The experienced staff at the Center for Reproductive Health understand how overwhelming it can be to have difficulty conceiving. They provide expert guidance on fertility treatment options and can answer any questions you may have.
Who May Benefit from IVF Fertility Treatment?
Before undergoing IVF, you and your partner are both evaluated to determine the cause of infertility. Difficulty getting pregnant may happen because of issues with either partner or both together. IVF may benefit people with many different challenges such as:
- Uterine fibroids
- Blocked or damaged fallopian tubes
- Ovulation disorders
- Decreased sperm count or poor sperm mobility
Women over the age of 40 who have had difficulty conceiving may benefit from IVF. It’s not always easy to pinpoint the reason for being unable to conceive, and IVF may benefit those who have unexplained infertility.
The Steps of IVF Fertility Treatment
The process involved in IVF takes several weeks and the total amount of time needed can vary from one patient to the next. Injectable hormones are used to stimulate the ovaries to produce multiple eggs. This is done over the course of several days. Eggs that are produced are triggered to mature so that they can be harvested during a minor surgical procedure.

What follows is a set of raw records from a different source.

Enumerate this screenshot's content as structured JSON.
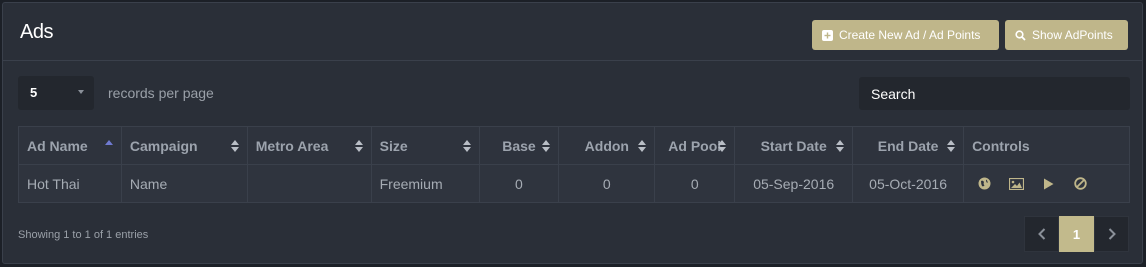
{
  "header": {
    "title": "Ads",
    "create_label": "Create New Ad / Ad Points",
    "show_label": "Show AdPoints"
  },
  "controls_bar": {
    "length_value": "5",
    "length_label": "records per page",
    "search_placeholder": "Search"
  },
  "table": {
    "columns": [
      "Ad Name",
      "Campaign",
      "Metro Area",
      "Size",
      "Base",
      "Addon",
      "Ad Pool",
      "Start Date",
      "End Date",
      "Controls"
    ],
    "rows": [
      {
        "ad_name": "Hot Thai",
        "campaign": "Name",
        "metro_area": "",
        "size": "Freemium",
        "base": "0",
        "addon": "0",
        "ad_pool": "0",
        "start_date": "05-Sep-2016",
        "end_date": "05-Oct-2016",
        "controls": [
          "globe-icon",
          "image-icon",
          "play-icon",
          "ban-icon"
        ]
      }
    ]
  },
  "footer": {
    "info": "Showing 1 to 1 of 1 entries",
    "current_page": "1"
  },
  "colors": {
    "accent": "#bfb68a",
    "panel": "#2a2f38",
    "field": "#23272e"
  }
}
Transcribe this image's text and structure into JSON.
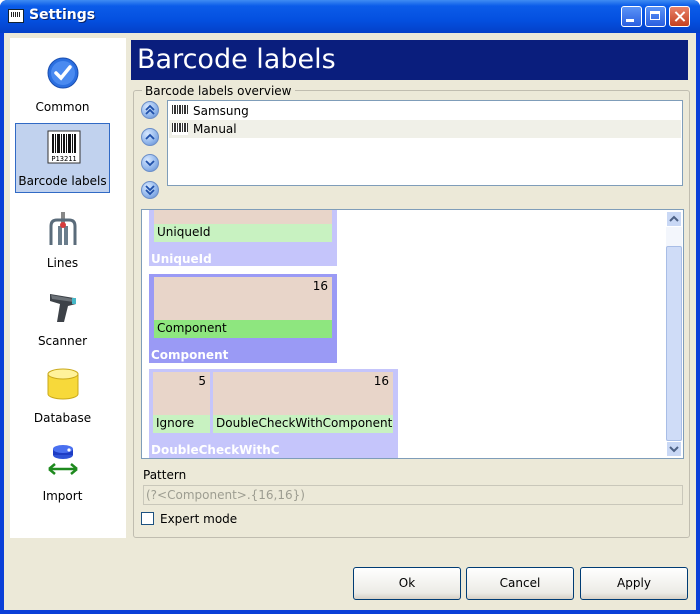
{
  "window": {
    "title": "Settings"
  },
  "nav": {
    "items": [
      {
        "label": "Common",
        "icon": "check-circle-icon"
      },
      {
        "label": "Barcode labels",
        "icon": "barcode-icon",
        "active": true,
        "icon_text": "P13211"
      },
      {
        "label": "Lines",
        "icon": "lines-icon"
      },
      {
        "label": "Scanner",
        "icon": "scanner-icon"
      },
      {
        "label": "Database",
        "icon": "database-icon"
      },
      {
        "label": "Import",
        "icon": "import-icon"
      }
    ]
  },
  "header": {
    "title": "Barcode labels"
  },
  "overview": {
    "label": "Barcode labels overview",
    "items": [
      {
        "label": "Samsung"
      },
      {
        "label": "Manual"
      }
    ]
  },
  "segments": {
    "uniqueid": {
      "group_label": "UniqueId",
      "cell_label": "UniqueId"
    },
    "component": {
      "group_label": "Component",
      "cell_label": "Component",
      "length": "16"
    },
    "doublecheck": {
      "group_label": "DoubleCheckWithC",
      "cells": [
        {
          "label": "Ignore",
          "length": "5"
        },
        {
          "label": "DoubleCheckWithComponent",
          "length": "16"
        }
      ]
    }
  },
  "pattern": {
    "label": "Pattern",
    "value": "(?<Component>.{16,16})"
  },
  "expert_mode": {
    "label": "Expert mode",
    "checked": false
  },
  "buttons": {
    "ok": "Ok",
    "cancel": "Cancel",
    "apply": "Apply"
  },
  "colors": {
    "title_bar": "#0450e0",
    "header_bg": "#0a1e7d",
    "segment_bg": "#9a9af5",
    "cell_top": "#e8d5c9",
    "cell_bottom": "#c8f2c1"
  }
}
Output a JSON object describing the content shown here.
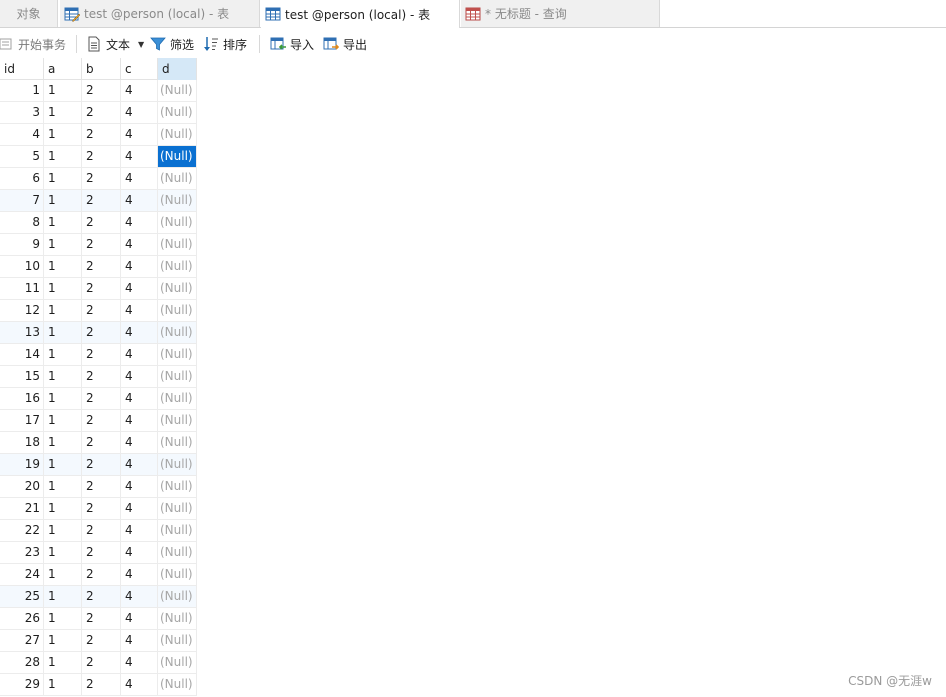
{
  "tabs": {
    "objects": "对象",
    "tab1": "test @person (local) - 表",
    "tab2": "test @person (local) - 表",
    "tab3": "* 无标题 - 查询"
  },
  "toolbar": {
    "begin_transaction": "开始事务",
    "text": "文本",
    "filter": "筛选",
    "sort": "排序",
    "import": "导入",
    "export": "导出"
  },
  "table": {
    "columns": [
      "id",
      "a",
      "b",
      "c",
      "d"
    ],
    "selected_column": "d",
    "selected_row_index": 3,
    "rows": [
      [
        "1",
        "1",
        "2",
        "4",
        "(Null)"
      ],
      [
        "3",
        "1",
        "2",
        "4",
        "(Null)"
      ],
      [
        "4",
        "1",
        "2",
        "4",
        "(Null)"
      ],
      [
        "5",
        "1",
        "2",
        "4",
        "(Null)"
      ],
      [
        "6",
        "1",
        "2",
        "4",
        "(Null)"
      ],
      [
        "7",
        "1",
        "2",
        "4",
        "(Null)"
      ],
      [
        "8",
        "1",
        "2",
        "4",
        "(Null)"
      ],
      [
        "9",
        "1",
        "2",
        "4",
        "(Null)"
      ],
      [
        "10",
        "1",
        "2",
        "4",
        "(Null)"
      ],
      [
        "11",
        "1",
        "2",
        "4",
        "(Null)"
      ],
      [
        "12",
        "1",
        "2",
        "4",
        "(Null)"
      ],
      [
        "13",
        "1",
        "2",
        "4",
        "(Null)"
      ],
      [
        "14",
        "1",
        "2",
        "4",
        "(Null)"
      ],
      [
        "15",
        "1",
        "2",
        "4",
        "(Null)"
      ],
      [
        "16",
        "1",
        "2",
        "4",
        "(Null)"
      ],
      [
        "17",
        "1",
        "2",
        "4",
        "(Null)"
      ],
      [
        "18",
        "1",
        "2",
        "4",
        "(Null)"
      ],
      [
        "19",
        "1",
        "2",
        "4",
        "(Null)"
      ],
      [
        "20",
        "1",
        "2",
        "4",
        "(Null)"
      ],
      [
        "21",
        "1",
        "2",
        "4",
        "(Null)"
      ],
      [
        "22",
        "1",
        "2",
        "4",
        "(Null)"
      ],
      [
        "23",
        "1",
        "2",
        "4",
        "(Null)"
      ],
      [
        "24",
        "1",
        "2",
        "4",
        "(Null)"
      ],
      [
        "25",
        "1",
        "2",
        "4",
        "(Null)"
      ],
      [
        "26",
        "1",
        "2",
        "4",
        "(Null)"
      ],
      [
        "27",
        "1",
        "2",
        "4",
        "(Null)"
      ],
      [
        "28",
        "1",
        "2",
        "4",
        "(Null)"
      ],
      [
        "29",
        "1",
        "2",
        "4",
        "(Null)"
      ]
    ]
  },
  "icons": {
    "tab1": "table-edit-icon",
    "tab2": "table-icon",
    "tab3": "query-icon",
    "begin_transaction": "transaction-icon",
    "text": "document-icon",
    "filter": "filter-icon",
    "sort": "sort-icon",
    "import": "import-icon",
    "export": "export-icon"
  },
  "colors": {
    "accent": "#0a70d1",
    "selected_header": "#d5e8f7",
    "null_text": "#a6a6a6"
  },
  "watermark": "CSDN @无涯w"
}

After eggs have been harvested, they are mixed with sperm from the patient’s partner or from a sperm donor. Fertilized eggs are cultured in the lab for a few days so they can develop into embryos. One or more embryos are then implanted into the uterus by your doctor.
After approximately ten to twelve days, a pregnancy test is done. If the test is negative, you’ll probably get your period within a week, and you’ll discuss the next steps with your doctor or fertility counselor.
Before treatment with IVF, you’ll need to consider how many embryos will be transferred since there’s a risk of multiple births if more than one embryo is transferred. You’ll also need to decide what to do with extra embryos. Some may be frozen for future use, although they may not all survive this process.
A full cycle of IVF takes several weeks and more than one cycle may be needed for a successful pregnancy. You have a better chance of good results if you’re under the age of 35. Fertility specialists work with you to discuss how you can improve your chances of getting pregnant using IVF fertility treatment.
To learn more about IVF, contact the team at the Center for Reproductive Health. We provide the most advanced fertility treatment options available and are committed to improving your chances of having a baby.